A short study on how the best-selling author Tim Feriss tested out different titles and designs for his book The 4-Hour Workweek. (via Boingboing.net)
Wednesday, October 20, 2010
My greatest fear is that everything I've accomplished will turn out to be shit.
I imagine I am like King Midas, except everything turns not to gold, but to shit.
King Midas was the Greek king who boasted that he was richer than the gods. The gods cursed Midas to turn to gold everything he touched. At first it wasn't so bad, but then he sits down to eat and the leg of chicken turned to solid gold. He drinks his beer, but it's frozen into gold at the bottom of his tankard. He goes to hug his daughter and she turns to gold too. He begs the gods to lift the curse, he's learned his lesson, which they do.
The story of Midas is instructive. It was gold to demonstrate that material wealth cannot replace simple pleasures. It is the many textures of life, not a scale of comparison, that give it richness.
Friday, September 03, 2010
Thursday, August 05, 2010
Wednesday, August 04, 2010

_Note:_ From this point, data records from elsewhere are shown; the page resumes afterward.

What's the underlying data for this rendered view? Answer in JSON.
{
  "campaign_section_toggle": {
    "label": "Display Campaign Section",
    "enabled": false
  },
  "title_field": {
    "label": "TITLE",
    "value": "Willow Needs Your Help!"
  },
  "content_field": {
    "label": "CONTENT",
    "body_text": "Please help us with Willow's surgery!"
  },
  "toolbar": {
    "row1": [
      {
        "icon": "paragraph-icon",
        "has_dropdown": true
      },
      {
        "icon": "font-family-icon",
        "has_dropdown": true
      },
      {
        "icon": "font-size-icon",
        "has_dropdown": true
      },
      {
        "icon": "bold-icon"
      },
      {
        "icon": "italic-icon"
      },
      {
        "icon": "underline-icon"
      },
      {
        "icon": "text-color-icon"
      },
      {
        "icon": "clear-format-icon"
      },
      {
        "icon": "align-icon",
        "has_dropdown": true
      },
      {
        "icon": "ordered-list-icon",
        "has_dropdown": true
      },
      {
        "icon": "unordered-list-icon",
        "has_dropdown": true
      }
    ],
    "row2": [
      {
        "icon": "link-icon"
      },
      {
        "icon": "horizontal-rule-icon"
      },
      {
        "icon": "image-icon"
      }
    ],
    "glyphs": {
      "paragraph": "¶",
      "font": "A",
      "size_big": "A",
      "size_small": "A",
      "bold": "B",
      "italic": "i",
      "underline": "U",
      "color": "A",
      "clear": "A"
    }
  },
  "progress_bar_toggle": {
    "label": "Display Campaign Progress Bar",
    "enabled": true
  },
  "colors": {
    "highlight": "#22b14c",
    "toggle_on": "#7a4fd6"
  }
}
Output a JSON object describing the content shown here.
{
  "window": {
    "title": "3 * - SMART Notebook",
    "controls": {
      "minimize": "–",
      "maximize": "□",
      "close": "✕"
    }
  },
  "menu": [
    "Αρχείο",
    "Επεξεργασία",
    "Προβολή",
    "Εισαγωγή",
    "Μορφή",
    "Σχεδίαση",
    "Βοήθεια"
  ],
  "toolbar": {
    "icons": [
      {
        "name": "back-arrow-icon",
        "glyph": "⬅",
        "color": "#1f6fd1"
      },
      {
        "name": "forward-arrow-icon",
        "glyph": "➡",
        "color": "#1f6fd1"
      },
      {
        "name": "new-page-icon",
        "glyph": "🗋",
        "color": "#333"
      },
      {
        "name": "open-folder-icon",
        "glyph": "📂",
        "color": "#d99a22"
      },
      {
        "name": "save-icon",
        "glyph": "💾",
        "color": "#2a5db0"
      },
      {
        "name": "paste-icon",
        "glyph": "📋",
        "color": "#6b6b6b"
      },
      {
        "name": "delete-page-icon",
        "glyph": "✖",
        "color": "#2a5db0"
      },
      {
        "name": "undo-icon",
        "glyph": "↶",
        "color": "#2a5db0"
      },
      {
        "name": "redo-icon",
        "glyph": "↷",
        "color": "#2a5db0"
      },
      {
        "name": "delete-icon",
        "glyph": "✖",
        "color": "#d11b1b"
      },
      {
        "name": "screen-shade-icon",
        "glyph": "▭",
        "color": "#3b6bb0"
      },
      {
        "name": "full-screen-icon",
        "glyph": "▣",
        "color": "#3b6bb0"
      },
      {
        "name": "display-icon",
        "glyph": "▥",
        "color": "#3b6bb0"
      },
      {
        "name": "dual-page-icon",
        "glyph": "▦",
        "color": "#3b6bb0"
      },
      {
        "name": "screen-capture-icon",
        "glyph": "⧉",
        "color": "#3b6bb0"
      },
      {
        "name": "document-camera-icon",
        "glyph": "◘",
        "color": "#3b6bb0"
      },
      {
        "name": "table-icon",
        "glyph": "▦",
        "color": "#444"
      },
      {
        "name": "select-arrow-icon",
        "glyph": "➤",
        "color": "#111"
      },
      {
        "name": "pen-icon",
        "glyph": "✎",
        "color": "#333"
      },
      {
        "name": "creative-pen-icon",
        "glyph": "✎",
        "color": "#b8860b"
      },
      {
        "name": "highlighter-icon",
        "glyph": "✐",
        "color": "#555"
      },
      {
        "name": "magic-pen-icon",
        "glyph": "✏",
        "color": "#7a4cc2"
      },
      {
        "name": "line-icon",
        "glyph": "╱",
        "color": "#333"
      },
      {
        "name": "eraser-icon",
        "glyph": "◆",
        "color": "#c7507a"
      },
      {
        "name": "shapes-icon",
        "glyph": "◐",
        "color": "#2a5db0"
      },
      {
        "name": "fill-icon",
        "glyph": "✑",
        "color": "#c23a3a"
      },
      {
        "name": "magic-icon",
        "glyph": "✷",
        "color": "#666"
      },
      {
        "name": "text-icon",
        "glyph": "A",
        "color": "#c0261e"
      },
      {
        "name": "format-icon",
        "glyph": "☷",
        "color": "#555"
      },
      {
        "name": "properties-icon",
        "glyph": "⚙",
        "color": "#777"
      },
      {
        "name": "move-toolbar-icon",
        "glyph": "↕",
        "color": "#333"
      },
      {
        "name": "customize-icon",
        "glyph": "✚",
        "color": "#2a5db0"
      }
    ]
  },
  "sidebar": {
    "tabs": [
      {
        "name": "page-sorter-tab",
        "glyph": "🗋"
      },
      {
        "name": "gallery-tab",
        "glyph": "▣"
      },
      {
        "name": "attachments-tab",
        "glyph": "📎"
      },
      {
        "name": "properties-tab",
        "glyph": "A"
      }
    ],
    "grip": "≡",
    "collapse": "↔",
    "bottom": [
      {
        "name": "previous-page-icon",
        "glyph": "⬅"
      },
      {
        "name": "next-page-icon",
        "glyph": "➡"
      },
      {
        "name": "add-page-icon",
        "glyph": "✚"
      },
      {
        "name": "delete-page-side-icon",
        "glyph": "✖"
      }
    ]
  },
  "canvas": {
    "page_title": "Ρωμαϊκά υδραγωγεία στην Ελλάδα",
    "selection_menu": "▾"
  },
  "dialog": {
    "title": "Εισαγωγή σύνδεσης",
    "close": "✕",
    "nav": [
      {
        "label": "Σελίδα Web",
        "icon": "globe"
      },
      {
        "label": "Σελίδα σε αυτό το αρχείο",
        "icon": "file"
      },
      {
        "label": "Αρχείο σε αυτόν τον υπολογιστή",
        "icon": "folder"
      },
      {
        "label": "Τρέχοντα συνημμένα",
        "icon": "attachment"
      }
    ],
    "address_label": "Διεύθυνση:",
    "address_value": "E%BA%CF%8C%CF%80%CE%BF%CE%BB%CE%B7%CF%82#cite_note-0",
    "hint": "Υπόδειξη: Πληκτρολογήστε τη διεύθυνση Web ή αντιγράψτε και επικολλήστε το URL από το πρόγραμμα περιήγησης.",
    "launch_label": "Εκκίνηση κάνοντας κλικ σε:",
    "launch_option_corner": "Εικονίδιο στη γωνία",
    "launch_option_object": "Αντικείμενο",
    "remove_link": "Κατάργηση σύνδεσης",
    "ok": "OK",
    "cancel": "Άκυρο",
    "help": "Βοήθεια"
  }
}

How to be a theory-based writer?—one question. How to represent my experience as a gay man?—another question just as pressing. These questions lead to readers and communities almost completely ignorant of each other. Too fragmented for a gay audience? Too much sex and "voice" for a literary audience? I embodied these incommensurates so I had to ask this question: How can I convey urgent social meanings while opening or subverting the possibilities of meaning itself?